Task ▸ When you copy the entries, keep every word exactly as it stands.

START Exercise materials

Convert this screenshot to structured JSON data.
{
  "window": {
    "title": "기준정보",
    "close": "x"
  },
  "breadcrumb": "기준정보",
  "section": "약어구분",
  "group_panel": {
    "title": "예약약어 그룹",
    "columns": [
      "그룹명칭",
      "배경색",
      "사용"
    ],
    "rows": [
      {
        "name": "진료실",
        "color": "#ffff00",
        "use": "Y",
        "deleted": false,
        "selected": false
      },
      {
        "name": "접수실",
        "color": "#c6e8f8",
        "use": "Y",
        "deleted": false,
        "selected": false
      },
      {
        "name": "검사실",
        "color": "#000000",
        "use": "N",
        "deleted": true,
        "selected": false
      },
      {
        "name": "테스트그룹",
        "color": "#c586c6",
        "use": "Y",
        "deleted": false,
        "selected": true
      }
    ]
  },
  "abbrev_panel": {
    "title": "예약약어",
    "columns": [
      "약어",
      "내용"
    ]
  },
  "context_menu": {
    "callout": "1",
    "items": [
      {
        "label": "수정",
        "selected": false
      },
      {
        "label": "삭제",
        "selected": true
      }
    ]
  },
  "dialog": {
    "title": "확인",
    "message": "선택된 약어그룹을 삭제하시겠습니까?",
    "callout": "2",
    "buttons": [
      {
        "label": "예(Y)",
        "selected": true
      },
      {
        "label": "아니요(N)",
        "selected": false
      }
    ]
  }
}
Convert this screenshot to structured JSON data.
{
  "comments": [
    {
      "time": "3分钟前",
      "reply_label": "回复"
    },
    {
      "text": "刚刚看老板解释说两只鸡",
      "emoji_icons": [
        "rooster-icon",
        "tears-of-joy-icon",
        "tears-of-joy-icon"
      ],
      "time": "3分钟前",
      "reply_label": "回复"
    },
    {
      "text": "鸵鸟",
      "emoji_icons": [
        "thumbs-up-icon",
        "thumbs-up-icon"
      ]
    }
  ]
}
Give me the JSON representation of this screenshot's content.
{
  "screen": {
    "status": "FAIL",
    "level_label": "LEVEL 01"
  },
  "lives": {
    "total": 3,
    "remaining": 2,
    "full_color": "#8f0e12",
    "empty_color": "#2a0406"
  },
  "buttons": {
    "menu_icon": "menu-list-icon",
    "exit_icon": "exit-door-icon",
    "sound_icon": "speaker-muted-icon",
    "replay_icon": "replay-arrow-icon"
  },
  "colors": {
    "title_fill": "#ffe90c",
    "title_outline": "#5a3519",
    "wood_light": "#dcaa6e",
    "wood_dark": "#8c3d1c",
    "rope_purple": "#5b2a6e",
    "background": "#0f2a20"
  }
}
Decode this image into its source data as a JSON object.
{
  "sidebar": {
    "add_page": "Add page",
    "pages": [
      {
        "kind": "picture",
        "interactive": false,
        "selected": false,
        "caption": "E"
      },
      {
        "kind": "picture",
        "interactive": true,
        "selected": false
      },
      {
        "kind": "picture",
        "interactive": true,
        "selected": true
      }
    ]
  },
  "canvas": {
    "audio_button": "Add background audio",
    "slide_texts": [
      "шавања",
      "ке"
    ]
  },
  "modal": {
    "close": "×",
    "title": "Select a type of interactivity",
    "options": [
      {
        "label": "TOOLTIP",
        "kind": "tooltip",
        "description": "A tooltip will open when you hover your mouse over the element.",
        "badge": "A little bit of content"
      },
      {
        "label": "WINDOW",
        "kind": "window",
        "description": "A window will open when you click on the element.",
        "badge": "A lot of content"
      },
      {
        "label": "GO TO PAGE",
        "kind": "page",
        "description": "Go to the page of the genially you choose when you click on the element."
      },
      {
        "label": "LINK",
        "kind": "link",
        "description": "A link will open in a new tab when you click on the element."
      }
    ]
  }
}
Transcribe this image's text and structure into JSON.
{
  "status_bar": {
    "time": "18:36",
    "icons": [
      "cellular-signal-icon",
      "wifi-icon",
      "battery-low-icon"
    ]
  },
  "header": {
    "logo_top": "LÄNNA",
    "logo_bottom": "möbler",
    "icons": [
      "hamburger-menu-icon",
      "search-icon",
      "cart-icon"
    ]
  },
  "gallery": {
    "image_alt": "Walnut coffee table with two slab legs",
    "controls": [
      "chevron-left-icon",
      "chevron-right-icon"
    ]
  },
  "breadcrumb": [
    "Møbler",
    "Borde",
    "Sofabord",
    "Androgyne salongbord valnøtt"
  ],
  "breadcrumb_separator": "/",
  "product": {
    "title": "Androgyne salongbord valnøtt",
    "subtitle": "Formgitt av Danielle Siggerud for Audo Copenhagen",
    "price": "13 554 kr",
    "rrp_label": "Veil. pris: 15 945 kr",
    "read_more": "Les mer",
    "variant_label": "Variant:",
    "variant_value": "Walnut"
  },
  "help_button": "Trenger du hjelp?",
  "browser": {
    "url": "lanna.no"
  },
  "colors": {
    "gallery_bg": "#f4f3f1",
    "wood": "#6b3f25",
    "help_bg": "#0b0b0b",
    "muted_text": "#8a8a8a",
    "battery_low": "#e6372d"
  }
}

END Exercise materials

Answer ▸
Convert this screenshot to structured JSON data.
{
  "window": {
    "title": "기준정보",
    "close": "x"
  },
  "breadcrumb": "기준정보",
  "section": "약어구분",
  "group_panel": {
    "title": "예약약어 그룹",
    "columns": [
      "그룹명칭",
      "배경색",
      "사용"
    ],
    "rows": [
      {
        "name": "진료실",
        "color": "#ffff00",
        "use": "Y",
        "deleted": false,
        "selected": false
      },
      {
        "name": "접수실",
        "color": "#c6e8f8",
        "use": "Y",
        "deleted": false,
        "selected": false
      },
      {
        "name": "검사실",
        "color": "#000000",
        "use": "N",
        "deleted": true,
        "selected": false
      },
      {
        "name": "테스트그룹",
        "color": "#c586c6",
        "use": "Y",
        "deleted": false,
        "selected": true
      }
    ]
  },
  "abbrev_panel": {
    "title": "예약약어",
    "columns": [
      "약어",
      "내용"
    ]
  },
  "context_menu": {
    "callout": "1",
    "items": [
      {
        "label": "수정",
        "selected": false
      },
      {
        "label": "삭제",
        "selected": true
      }
    ]
  },
  "dialog": {
    "title": "확인",
    "message": "선택된 약어그룹을 삭제하시겠습니까?",
    "callout": "2",
    "buttons": [
      {
        "label": "예(Y)",
        "selected": true
      },
      {
        "label": "아니요(N)",
        "selected": false
      }
    ]
  }
}
Convert this screenshot to structured JSON data.
{
  "comments": [
    {
      "time": "3分钟前",
      "reply_label": "回复"
    },
    {
      "text": "刚刚看老板解释说两只鸡",
      "emoji_icons": [
        "rooster-icon",
        "tears-of-joy-icon",
        "tears-of-joy-icon"
      ],
      "time": "3分钟前",
      "reply_label": "回复"
    },
    {
      "text": "鸵鸟",
      "emoji_icons": [
        "thumbs-up-icon",
        "thumbs-up-icon"
      ]
    }
  ]
}
Give me the JSON representation of this screenshot's content.
{
  "screen": {
    "status": "FAIL",
    "level_label": "LEVEL 01"
  },
  "lives": {
    "total": 3,
    "remaining": 2,
    "full_color": "#8f0e12",
    "empty_color": "#2a0406"
  },
  "buttons": {
    "menu_icon": "menu-list-icon",
    "exit_icon": "exit-door-icon",
    "sound_icon": "speaker-muted-icon",
    "replay_icon": "replay-arrow-icon"
  },
  "colors": {
    "title_fill": "#ffe90c",
    "title_outline": "#5a3519",
    "wood_light": "#dcaa6e",
    "wood_dark": "#8c3d1c",
    "rope_purple": "#5b2a6e",
    "background": "#0f2a20"
  }
}
Decode this image into its source data as a JSON object.
{
  "sidebar": {
    "add_page": "Add page",
    "pages": [
      {
        "kind": "picture",
        "interactive": false,
        "selected": false,
        "caption": "E"
      },
      {
        "kind": "picture",
        "interactive": true,
        "selected": false
      },
      {
        "kind": "picture",
        "interactive": true,
        "selected": true
      }
    ]
  },
  "canvas": {
    "audio_button": "Add background audio",
    "slide_texts": [
      "шавања",
      "ке"
    ]
  },
  "modal": {
    "close": "×",
    "title": "Select a type of interactivity",
    "options": [
      {
        "label": "TOOLTIP",
        "kind": "tooltip",
        "description": "A tooltip will open when you hover your mouse over the element.",
        "badge": "A little bit of content"
      },
      {
        "label": "WINDOW",
        "kind": "window",
        "description": "A window will open when you click on the element.",
        "badge": "A lot of content"
      },
      {
        "label": "GO TO PAGE",
        "kind": "page",
        "description": "Go to the page of the genially you choose when you click on the element."
      },
      {
        "label": "LINK",
        "kind": "link",
        "description": "A link will open in a new tab when you click on the element."
      }
    ]
  }
}
Transcribe this image's text and structure into JSON.
{
  "status_bar": {
    "time": "18:36",
    "icons": [
      "cellular-signal-icon",
      "wifi-icon",
      "battery-low-icon"
    ]
  },
  "header": {
    "logo_top": "LÄNNA",
    "logo_bottom": "möbler",
    "icons": [
      "hamburger-menu-icon",
      "search-icon",
      "cart-icon"
    ]
  },
  "gallery": {
    "image_alt": "Walnut coffee table with two slab legs",
    "controls": [
      "chevron-left-icon",
      "chevron-right-icon"
    ]
  },
  "breadcrumb": [
    "Møbler",
    "Borde",
    "Sofabord",
    "Androgyne salongbord valnøtt"
  ],
  "breadcrumb_separator": "/",
  "product": {
    "title": "Androgyne salongbord valnøtt",
    "subtitle": "Formgitt av Danielle Siggerud for Audo Copenhagen",
    "price": "13 554 kr",
    "rrp_label": "Veil. pris: 15 945 kr",
    "read_more": "Les mer",
    "variant_label": "Variant:",
    "variant_value": "Walnut"
  },
  "help_button": "Trenger du hjelp?",
  "browser": {
    "url": "lanna.no"
  },
  "colors": {
    "gallery_bg": "#f4f3f1",
    "wood": "#6b3f25",
    "help_bg": "#0b0b0b",
    "muted_text": "#8a8a8a",
    "battery_low": "#e6372d"
  }
}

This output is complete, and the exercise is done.